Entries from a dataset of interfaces
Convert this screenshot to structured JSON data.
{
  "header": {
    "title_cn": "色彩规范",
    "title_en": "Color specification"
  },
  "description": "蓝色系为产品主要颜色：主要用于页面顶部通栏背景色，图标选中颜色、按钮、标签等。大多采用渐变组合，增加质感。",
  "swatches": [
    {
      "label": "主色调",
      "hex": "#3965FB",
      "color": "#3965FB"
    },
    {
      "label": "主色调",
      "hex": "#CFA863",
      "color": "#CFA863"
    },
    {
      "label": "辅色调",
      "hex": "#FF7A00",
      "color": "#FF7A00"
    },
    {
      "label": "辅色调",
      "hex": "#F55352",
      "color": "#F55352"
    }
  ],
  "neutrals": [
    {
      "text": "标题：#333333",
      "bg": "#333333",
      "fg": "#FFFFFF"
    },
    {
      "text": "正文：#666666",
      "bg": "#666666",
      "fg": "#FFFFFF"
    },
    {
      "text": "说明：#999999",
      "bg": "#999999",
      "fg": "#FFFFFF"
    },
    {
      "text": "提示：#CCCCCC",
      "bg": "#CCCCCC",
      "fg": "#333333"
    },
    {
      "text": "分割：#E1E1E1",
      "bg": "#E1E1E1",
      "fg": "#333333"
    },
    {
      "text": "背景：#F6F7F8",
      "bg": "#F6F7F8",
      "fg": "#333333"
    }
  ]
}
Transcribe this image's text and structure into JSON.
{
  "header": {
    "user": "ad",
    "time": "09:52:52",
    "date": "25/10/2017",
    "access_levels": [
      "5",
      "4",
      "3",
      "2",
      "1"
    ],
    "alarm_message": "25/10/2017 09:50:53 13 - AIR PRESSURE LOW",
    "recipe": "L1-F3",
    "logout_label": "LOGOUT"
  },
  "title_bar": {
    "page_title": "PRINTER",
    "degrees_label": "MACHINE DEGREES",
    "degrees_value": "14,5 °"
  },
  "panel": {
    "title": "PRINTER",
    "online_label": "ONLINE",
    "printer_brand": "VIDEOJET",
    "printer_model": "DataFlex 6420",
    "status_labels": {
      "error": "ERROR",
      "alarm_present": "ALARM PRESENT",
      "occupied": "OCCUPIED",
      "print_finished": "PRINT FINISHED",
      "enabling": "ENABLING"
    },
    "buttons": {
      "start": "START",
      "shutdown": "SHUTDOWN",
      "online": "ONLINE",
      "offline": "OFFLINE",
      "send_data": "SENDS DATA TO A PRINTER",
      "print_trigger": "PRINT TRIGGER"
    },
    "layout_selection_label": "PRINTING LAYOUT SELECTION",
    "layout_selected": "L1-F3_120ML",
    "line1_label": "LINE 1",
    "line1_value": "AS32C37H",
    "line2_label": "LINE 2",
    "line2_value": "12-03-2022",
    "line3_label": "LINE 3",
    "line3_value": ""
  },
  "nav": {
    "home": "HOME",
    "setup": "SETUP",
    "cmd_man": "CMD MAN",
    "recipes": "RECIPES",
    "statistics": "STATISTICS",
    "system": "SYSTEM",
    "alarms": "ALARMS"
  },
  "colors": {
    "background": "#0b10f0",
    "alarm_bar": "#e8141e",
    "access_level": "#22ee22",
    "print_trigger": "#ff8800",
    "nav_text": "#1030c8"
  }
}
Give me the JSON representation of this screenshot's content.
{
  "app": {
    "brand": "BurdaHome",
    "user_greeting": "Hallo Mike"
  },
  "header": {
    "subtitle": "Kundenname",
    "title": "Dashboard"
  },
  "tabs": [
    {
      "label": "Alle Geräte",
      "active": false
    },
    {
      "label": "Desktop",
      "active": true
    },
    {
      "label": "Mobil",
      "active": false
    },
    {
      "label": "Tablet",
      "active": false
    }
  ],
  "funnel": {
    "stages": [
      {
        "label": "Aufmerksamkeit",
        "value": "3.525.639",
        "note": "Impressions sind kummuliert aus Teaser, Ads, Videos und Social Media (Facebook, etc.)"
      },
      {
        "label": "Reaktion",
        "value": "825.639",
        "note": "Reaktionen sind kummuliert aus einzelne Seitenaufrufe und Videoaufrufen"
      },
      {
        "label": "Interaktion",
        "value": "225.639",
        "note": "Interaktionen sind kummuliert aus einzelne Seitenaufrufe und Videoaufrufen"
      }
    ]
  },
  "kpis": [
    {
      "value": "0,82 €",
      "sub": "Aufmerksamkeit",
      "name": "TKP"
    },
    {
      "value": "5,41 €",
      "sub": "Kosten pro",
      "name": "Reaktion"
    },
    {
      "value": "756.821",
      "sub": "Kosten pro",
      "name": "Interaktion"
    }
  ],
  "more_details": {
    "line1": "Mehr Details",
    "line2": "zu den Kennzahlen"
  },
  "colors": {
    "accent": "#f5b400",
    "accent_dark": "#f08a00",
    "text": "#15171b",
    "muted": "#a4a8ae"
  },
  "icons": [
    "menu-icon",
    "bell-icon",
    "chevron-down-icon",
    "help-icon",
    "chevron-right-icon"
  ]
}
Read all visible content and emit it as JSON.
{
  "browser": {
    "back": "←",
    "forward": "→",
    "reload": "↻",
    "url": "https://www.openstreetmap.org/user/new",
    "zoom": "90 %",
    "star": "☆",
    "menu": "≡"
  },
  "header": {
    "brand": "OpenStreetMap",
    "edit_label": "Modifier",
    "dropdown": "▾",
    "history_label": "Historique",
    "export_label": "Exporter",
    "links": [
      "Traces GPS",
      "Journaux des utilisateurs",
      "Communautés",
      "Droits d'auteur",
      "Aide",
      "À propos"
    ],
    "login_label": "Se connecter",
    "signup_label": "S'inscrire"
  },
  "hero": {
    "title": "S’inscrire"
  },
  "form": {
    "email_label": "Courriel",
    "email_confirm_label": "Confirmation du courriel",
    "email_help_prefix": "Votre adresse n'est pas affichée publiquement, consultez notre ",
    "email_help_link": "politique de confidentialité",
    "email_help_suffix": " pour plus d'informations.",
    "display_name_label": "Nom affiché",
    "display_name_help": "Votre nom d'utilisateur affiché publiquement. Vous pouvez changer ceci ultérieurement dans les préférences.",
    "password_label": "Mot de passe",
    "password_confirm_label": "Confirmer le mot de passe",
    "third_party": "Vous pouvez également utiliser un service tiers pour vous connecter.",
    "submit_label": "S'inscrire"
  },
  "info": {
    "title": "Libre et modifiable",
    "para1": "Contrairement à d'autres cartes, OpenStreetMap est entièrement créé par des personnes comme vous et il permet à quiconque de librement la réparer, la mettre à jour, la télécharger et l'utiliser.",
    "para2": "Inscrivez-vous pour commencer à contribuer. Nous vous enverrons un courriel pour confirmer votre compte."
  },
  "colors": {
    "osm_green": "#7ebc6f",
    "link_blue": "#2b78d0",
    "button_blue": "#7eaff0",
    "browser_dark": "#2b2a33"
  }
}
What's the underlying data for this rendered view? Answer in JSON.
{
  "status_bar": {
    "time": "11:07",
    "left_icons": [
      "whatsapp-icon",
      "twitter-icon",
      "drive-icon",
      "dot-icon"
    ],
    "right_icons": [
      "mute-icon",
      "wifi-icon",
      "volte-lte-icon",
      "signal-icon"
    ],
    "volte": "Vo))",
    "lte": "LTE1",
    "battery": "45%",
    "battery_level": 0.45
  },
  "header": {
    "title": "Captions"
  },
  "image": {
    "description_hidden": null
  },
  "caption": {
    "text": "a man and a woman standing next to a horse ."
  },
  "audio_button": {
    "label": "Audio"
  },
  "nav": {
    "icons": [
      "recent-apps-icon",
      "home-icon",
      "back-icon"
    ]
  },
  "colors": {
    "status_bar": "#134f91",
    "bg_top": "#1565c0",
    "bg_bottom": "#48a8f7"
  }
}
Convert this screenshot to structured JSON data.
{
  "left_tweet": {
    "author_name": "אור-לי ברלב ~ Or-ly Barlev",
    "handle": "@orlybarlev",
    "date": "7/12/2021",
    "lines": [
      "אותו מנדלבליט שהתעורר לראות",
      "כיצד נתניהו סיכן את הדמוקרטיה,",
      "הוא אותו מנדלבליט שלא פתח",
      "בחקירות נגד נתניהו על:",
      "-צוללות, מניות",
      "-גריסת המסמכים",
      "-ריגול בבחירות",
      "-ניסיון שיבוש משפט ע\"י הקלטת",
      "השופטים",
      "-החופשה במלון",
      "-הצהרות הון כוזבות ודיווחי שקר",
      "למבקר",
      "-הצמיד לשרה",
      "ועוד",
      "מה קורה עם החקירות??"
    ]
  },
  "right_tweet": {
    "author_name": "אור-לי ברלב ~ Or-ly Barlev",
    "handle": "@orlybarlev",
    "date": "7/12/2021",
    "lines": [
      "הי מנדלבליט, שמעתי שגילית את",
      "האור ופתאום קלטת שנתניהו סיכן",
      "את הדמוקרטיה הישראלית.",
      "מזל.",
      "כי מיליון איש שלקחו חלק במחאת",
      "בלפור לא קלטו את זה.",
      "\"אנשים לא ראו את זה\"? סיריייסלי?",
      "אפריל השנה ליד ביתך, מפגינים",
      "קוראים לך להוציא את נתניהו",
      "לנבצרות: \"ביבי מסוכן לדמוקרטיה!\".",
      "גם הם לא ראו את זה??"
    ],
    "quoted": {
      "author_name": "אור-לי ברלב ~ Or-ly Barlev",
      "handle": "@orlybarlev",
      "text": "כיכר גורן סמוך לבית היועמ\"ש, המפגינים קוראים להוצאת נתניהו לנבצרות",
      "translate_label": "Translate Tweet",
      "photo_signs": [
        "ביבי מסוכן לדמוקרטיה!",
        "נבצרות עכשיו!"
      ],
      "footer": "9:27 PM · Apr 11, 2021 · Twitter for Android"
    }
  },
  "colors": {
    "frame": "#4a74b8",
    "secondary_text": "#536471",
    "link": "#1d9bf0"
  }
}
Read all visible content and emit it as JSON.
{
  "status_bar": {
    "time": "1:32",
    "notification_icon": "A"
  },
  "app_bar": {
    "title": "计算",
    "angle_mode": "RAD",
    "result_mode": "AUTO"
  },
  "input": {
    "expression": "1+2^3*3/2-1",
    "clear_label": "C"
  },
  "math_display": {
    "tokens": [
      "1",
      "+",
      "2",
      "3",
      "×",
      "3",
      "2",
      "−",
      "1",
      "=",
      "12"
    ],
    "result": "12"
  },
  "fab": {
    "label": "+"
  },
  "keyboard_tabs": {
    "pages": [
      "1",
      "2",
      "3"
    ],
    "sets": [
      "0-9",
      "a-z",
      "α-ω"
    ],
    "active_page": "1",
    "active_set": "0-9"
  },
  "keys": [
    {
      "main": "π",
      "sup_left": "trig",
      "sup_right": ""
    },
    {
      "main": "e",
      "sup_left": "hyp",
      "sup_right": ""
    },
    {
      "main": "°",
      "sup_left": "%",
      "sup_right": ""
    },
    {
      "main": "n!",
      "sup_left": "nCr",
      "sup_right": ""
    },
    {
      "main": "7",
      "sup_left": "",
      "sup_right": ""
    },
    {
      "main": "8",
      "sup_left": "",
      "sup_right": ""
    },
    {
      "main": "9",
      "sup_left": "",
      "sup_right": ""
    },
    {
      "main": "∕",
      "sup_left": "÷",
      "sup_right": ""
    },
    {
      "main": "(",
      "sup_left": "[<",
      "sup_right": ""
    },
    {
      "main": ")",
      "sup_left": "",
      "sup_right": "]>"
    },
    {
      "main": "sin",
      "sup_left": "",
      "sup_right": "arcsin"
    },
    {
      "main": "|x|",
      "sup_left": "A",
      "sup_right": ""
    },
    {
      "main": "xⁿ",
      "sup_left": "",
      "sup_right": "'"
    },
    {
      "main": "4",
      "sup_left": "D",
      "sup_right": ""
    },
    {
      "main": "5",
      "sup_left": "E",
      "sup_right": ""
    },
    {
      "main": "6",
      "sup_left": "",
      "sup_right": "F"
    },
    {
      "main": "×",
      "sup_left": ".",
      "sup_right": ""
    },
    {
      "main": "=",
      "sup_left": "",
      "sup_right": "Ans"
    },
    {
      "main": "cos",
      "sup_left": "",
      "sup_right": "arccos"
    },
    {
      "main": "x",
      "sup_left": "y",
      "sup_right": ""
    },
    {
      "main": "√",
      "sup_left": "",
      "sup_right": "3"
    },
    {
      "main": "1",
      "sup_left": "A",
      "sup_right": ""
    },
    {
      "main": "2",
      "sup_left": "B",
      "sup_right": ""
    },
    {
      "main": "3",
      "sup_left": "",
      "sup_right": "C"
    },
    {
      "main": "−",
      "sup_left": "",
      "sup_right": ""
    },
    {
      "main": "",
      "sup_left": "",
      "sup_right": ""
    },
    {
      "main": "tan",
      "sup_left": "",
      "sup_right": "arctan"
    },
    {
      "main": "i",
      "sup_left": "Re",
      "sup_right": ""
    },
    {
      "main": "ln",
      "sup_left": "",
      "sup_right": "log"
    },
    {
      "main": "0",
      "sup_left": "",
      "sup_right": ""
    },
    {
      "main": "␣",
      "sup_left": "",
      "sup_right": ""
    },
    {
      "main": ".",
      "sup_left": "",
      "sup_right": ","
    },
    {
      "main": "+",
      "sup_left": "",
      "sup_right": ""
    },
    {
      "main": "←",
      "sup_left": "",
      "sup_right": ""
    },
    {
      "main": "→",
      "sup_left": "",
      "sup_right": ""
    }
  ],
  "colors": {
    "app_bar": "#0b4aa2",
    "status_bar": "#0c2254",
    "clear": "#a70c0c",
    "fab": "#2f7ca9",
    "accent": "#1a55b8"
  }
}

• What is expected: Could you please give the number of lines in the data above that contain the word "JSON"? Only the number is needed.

• Answer area: 7